### TASK DESCRIPTION:
Look through the listing below for the string "handle". Show each line where it occurs.

● ● ● ●

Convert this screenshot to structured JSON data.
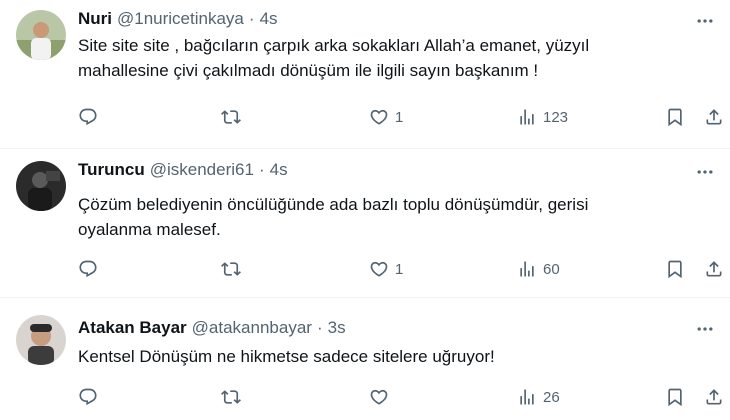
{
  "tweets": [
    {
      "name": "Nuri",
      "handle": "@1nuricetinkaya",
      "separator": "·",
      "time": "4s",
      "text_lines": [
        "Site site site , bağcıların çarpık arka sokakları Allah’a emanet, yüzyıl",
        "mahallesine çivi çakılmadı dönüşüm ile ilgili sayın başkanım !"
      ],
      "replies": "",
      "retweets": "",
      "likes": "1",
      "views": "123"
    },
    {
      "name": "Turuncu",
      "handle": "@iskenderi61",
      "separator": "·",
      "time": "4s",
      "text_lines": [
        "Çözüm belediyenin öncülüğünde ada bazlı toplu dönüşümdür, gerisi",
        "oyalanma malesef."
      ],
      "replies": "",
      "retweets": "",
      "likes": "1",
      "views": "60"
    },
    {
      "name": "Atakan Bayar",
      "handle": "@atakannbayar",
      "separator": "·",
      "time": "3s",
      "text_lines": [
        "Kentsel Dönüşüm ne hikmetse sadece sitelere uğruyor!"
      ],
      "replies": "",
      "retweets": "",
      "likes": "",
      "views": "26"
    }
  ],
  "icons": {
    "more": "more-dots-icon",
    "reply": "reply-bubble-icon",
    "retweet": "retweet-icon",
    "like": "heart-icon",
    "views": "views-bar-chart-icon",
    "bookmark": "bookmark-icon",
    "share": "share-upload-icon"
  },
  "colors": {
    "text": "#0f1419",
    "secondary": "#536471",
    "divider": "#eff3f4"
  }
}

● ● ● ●

### ANSWER TO THE EXERCISE:
      "handle": "@1nuricetinkaya",
      "handle": "@iskenderi61",
      "handle": "@atakannbayar",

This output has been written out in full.